Writers, send your prologue/first chapter to FtQ for a “flogging” critique. Email as an attachment.
Many of the folks who utilize BookBub are self-published, and because we hear over and over the need for self-published authors to have their work edited, it’s educational to take a hard look at their first pages. A poll follows concerning the need for an editor.
When you evaluate today’s opening page, consider how well it uses elements from the checklist of first-page ingredients from my book, Mastering the Craft of Compelling Storytelling.
Donald Maass, literary agent and author of many books on writing, says, “Independent editor Ray Rhamey’s first-page checklist is an excellent yardstick for measuring what makes openings interesting.”
A First-page Checklist
- It begins to engage the reader with the character
- Something is wrong/goes wrong or challenges the character
- The character desires something.
- The character takes action. Can be internal or external action: thoughts, deeds, emotions. This does NOT include musing about whatever.
- There’s enough of a setting to orient the reader as to where things are happening.
- It happens in the NOW of the story.
- Backstory? What backstory? We’re in the NOW of the story.
- Set-up? What set-up? We’re in the NOW of the story.
- The one thing it must do: raise a story question.
I’ve had a hankering for science fiction lately. Here’s the opening page of Starshine: Aurora Rising Book One. Would you read on? How does it perform? Should this author have hired an editor?
THE END OF THE WORLD began with a library query.
. . . or perhaps it was the space probe. The alien was being vexingly reticent on the matter, the man thought as he straightened his dinner jacket in the mirror.
“She is hardly the first person to express an interest in that region of space. Why are you so worried about her when the others didn’t concern you?”
The others did concern us, but they were deflected with little difficulty. This woman, however, has exhibited a notable talent for discovering what others cannot. As such, we would prefer she never look.
The man smoothed out a crease in one of the sleeves then fastened the antique pearl cufflinks, an heirloom passed down to him from a grandfather that never was. “Do you want me to have her killed?”

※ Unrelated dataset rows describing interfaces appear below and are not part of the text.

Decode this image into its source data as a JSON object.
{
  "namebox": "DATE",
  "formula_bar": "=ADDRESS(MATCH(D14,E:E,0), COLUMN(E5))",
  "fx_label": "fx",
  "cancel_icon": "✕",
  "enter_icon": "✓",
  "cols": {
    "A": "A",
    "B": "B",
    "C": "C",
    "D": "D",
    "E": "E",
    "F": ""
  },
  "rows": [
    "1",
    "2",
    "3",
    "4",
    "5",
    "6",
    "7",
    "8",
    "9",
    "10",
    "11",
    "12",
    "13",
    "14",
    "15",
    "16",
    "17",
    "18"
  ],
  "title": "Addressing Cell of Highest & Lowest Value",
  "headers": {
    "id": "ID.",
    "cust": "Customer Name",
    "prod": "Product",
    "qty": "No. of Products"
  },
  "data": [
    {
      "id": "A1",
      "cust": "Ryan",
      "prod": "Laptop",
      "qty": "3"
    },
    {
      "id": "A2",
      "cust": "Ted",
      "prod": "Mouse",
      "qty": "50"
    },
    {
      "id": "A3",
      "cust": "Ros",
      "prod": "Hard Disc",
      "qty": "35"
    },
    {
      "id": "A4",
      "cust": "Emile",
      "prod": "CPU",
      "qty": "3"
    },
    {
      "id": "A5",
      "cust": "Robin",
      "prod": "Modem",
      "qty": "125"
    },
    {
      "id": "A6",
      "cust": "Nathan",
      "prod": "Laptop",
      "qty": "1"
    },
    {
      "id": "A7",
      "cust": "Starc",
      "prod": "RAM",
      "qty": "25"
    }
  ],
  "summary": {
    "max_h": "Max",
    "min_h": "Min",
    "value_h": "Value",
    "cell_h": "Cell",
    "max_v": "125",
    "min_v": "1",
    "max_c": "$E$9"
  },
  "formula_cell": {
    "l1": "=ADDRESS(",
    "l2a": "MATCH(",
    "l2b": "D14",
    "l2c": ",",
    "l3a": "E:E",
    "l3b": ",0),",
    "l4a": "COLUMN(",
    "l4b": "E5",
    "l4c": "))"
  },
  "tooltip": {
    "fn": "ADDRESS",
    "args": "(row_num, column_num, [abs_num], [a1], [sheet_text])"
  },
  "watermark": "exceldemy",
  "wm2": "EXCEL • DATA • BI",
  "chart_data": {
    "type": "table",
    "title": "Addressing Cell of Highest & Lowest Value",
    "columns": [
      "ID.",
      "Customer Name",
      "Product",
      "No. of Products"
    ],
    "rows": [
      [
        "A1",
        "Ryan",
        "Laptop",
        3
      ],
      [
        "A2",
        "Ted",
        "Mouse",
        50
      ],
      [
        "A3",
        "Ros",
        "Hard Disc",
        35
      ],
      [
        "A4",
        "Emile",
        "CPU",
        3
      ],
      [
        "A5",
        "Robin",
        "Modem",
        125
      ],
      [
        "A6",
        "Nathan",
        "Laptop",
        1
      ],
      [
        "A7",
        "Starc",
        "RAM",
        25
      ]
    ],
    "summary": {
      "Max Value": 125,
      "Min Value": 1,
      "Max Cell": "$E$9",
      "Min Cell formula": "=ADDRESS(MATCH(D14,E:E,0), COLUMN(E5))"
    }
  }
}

Not unless alternative methods are unsuccessful. Her death could cause the opposite effect of drawing further unwanted attention.
The man nodded cursorily and stepped out of the washroom, crossing his spacious office to the windows lining the far wall. “Very well. I’ll work to ensure she’s distracted from this pursuit. What about the Senecans?”
They are a more troublesome problem as they have already discovered an anomaly exists. (snip>
You can turn the page and read more here. Did this writer need an editor? My notes and a poll follow.
This earned an 4.3 stars on Amazon. The writing is a little clunky at times (vexingly recitcent, a crease in one of the sleeves, nodded cursorily, spacious office), and I’m not a fan of unnamed characters such as “the man.” Why not name the guy? If he’s going to be in the story, we’ll know, won’t we?
On the other hand, the opening teaser line offers a strong hook with a twist—the idea of the end of the world being launched with a library query is intriguing. The narrative suggests that there’s a strong and interesting heroine to come, and those two things are positives that got me to set aside my writing craft misgivings to give the first chapter a look—but the narrative had better be stronger and raise story questions. What are your thoughts?
My books. You can read sample chapters and learn more about the books here.
Writing Craft Mastering the Craft of Compelling Storytelling
Fantasy</strong >(satire) The Vampire Kitty-cat Chronicles
Mystery</strong >(coming of age) The Summer Boy
Science Fiction Hiding Magic
Science Fiction GundownFree ebooks.